Items from an interface collection:
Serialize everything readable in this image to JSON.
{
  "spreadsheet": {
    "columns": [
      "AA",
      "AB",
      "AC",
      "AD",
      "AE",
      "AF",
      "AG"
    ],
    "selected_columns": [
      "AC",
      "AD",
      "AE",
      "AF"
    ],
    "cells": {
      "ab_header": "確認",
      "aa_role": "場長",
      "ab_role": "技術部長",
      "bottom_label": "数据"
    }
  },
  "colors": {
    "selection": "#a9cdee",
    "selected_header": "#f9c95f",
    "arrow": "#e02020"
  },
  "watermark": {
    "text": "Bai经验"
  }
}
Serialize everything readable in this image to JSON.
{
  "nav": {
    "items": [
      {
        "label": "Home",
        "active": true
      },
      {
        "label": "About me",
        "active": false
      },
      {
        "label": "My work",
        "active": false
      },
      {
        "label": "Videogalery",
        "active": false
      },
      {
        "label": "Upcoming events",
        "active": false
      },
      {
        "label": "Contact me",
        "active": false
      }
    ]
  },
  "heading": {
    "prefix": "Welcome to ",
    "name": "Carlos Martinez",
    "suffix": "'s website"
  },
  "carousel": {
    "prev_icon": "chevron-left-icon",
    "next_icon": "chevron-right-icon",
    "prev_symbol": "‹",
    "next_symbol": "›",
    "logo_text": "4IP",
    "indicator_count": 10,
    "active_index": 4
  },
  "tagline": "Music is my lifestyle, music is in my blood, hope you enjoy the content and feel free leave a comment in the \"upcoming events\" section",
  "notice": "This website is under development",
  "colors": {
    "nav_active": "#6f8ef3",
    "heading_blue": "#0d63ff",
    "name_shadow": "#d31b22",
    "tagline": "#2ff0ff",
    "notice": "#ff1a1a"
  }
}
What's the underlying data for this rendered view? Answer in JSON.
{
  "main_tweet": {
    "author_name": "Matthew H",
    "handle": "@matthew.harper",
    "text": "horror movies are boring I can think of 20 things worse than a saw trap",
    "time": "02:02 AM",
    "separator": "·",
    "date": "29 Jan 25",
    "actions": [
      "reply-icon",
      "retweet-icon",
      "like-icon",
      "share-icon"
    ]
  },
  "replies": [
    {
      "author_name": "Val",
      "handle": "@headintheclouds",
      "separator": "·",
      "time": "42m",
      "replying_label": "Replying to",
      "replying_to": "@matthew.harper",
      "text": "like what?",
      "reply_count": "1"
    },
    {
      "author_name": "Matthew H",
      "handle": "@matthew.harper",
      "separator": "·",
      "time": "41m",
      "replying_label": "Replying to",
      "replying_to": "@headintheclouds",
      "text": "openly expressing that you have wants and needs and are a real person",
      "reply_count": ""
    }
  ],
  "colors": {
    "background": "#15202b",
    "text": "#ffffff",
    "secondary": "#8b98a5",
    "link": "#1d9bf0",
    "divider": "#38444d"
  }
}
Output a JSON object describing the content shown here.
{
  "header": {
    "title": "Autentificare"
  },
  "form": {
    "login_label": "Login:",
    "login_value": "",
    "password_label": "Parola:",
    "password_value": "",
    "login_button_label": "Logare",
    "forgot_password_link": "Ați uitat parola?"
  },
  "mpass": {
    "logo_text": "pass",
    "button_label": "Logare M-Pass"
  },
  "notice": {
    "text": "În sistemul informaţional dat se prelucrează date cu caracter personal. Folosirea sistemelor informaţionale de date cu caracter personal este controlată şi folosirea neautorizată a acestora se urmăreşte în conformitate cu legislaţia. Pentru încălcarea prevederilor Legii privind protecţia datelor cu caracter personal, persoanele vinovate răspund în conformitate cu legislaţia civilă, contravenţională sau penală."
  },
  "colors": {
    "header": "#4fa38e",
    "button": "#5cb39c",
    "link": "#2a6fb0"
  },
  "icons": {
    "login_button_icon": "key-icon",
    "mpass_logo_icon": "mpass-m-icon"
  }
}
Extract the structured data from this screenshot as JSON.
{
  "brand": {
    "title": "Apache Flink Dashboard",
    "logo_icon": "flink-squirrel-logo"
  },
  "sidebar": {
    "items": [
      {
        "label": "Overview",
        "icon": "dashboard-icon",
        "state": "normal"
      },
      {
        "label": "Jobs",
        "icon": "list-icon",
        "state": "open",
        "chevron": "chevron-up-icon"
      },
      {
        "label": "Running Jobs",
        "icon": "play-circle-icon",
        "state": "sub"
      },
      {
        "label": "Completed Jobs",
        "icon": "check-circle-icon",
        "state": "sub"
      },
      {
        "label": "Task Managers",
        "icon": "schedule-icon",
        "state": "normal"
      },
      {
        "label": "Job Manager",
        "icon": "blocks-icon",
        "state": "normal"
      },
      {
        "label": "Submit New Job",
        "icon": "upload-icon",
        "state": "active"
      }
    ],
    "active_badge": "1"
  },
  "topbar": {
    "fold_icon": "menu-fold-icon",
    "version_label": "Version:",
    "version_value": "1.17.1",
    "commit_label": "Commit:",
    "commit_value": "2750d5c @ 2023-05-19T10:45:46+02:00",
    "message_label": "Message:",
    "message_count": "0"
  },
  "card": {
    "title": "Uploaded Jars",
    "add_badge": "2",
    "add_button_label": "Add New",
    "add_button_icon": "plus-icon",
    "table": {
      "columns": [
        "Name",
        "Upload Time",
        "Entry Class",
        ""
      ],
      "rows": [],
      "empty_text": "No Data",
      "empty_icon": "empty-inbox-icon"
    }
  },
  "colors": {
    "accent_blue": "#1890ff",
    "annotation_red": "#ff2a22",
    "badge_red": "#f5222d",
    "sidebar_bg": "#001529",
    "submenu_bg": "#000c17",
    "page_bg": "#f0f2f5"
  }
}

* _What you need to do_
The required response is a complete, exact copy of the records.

* _Solved exercise_
Serialize everything readable in this image to JSON.
{
  "spreadsheet": {
    "columns": [
      "AA",
      "AB",
      "AC",
      "AD",
      "AE",
      "AF",
      "AG"
    ],
    "selected_columns": [
      "AC",
      "AD",
      "AE",
      "AF"
    ],
    "cells": {
      "ab_header": "確認",
      "aa_role": "場長",
      "ab_role": "技術部長",
      "bottom_label": "数据"
    }
  },
  "colors": {
    "selection": "#a9cdee",
    "selected_header": "#f9c95f",
    "arrow": "#e02020"
  },
  "watermark": {
    "text": "Bai经验"
  }
}
Serialize everything readable in this image to JSON.
{
  "nav": {
    "items": [
      {
        "label": "Home",
        "active": true
      },
      {
        "label": "About me",
        "active": false
      },
      {
        "label": "My work",
        "active": false
      },
      {
        "label": "Videogalery",
        "active": false
      },
      {
        "label": "Upcoming events",
        "active": false
      },
      {
        "label": "Contact me",
        "active": false
      }
    ]
  },
  "heading": {
    "prefix": "Welcome to ",
    "name": "Carlos Martinez",
    "suffix": "'s website"
  },
  "carousel": {
    "prev_icon": "chevron-left-icon",
    "next_icon": "chevron-right-icon",
    "prev_symbol": "‹",
    "next_symbol": "›",
    "logo_text": "4IP",
    "indicator_count": 10,
    "active_index": 4
  },
  "tagline": "Music is my lifestyle, music is in my blood, hope you enjoy the content and feel free leave a comment in the \"upcoming events\" section",
  "notice": "This website is under development",
  "colors": {
    "nav_active": "#6f8ef3",
    "heading_blue": "#0d63ff",
    "name_shadow": "#d31b22",
    "tagline": "#2ff0ff",
    "notice": "#ff1a1a"
  }
}
What's the underlying data for this rendered view? Answer in JSON.
{
  "main_tweet": {
    "author_name": "Matthew H",
    "handle": "@matthew.harper",
    "text": "horror movies are boring I can think of 20 things worse than a saw trap",
    "time": "02:02 AM",
    "separator": "·",
    "date": "29 Jan 25",
    "actions": [
      "reply-icon",
      "retweet-icon",
      "like-icon",
      "share-icon"
    ]
  },
  "replies": [
    {
      "author_name": "Val",
      "handle": "@headintheclouds",
      "separator": "·",
      "time": "42m",
      "replying_label": "Replying to",
      "replying_to": "@matthew.harper",
      "text": "like what?",
      "reply_count": "1"
    },
    {
      "author_name": "Matthew H",
      "handle": "@matthew.harper",
      "separator": "·",
      "time": "41m",
      "replying_label": "Replying to",
      "replying_to": "@headintheclouds",
      "text": "openly expressing that you have wants and needs and are a real person",
      "reply_count": ""
    }
  ],
  "colors": {
    "background": "#15202b",
    "text": "#ffffff",
    "secondary": "#8b98a5",
    "link": "#1d9bf0",
    "divider": "#38444d"
  }
}
Output a JSON object describing the content shown here.
{
  "header": {
    "title": "Autentificare"
  },
  "form": {
    "login_label": "Login:",
    "login_value": "",
    "password_label": "Parola:",
    "password_value": "",
    "login_button_label": "Logare",
    "forgot_password_link": "Ați uitat parola?"
  },
  "mpass": {
    "logo_text": "pass",
    "button_label": "Logare M-Pass"
  },
  "notice": {
    "text": "În sistemul informaţional dat se prelucrează date cu caracter personal. Folosirea sistemelor informaţionale de date cu caracter personal este controlată şi folosirea neautorizată a acestora se urmăreşte în conformitate cu legislaţia. Pentru încălcarea prevederilor Legii privind protecţia datelor cu caracter personal, persoanele vinovate răspund în conformitate cu legislaţia civilă, contravenţională sau penală."
  },
  "colors": {
    "header": "#4fa38e",
    "button": "#5cb39c",
    "link": "#2a6fb0"
  },
  "icons": {
    "login_button_icon": "key-icon",
    "mpass_logo_icon": "mpass-m-icon"
  }
}
Extract the structured data from this screenshot as JSON.
{
  "brand": {
    "title": "Apache Flink Dashboard",
    "logo_icon": "flink-squirrel-logo"
  },
  "sidebar": {
    "items": [
      {
        "label": "Overview",
        "icon": "dashboard-icon",
        "state": "normal"
      },
      {
        "label": "Jobs",
        "icon": "list-icon",
        "state": "open",
        "chevron": "chevron-up-icon"
      },
      {
        "label": "Running Jobs",
        "icon": "play-circle-icon",
        "state": "sub"
      },
      {
        "label": "Completed Jobs",
        "icon": "check-circle-icon",
        "state": "sub"
      },
      {
        "label": "Task Managers",
        "icon": "schedule-icon",
        "state": "normal"
      },
      {
        "label": "Job Manager",
        "icon": "blocks-icon",
        "state": "normal"
      },
      {
        "label": "Submit New Job",
        "icon": "upload-icon",
        "state": "active"
      }
    ],
    "active_badge": "1"
  },
  "topbar": {
    "fold_icon": "menu-fold-icon",
    "version_label": "Version:",
    "version_value": "1.17.1",
    "commit_label": "Commit:",
    "commit_value": "2750d5c @ 2023-05-19T10:45:46+02:00",
    "message_label": "Message:",
    "message_count": "0"
  },
  "card": {
    "title": "Uploaded Jars",
    "add_badge": "2",
    "add_button_label": "Add New",
    "add_button_icon": "plus-icon",
    "table": {
      "columns": [
        "Name",
        "Upload Time",
        "Entry Class",
        ""
      ],
      "rows": [],
      "empty_text": "No Data",
      "empty_icon": "empty-inbox-icon"
    }
  },
  "colors": {
    "accent_blue": "#1890ff",
    "annotation_red": "#ff2a22",
    "badge_red": "#f5222d",
    "sidebar_bg": "#001529",
    "submenu_bg": "#000c17",
    "page_bg": "#f0f2f5"
  }
}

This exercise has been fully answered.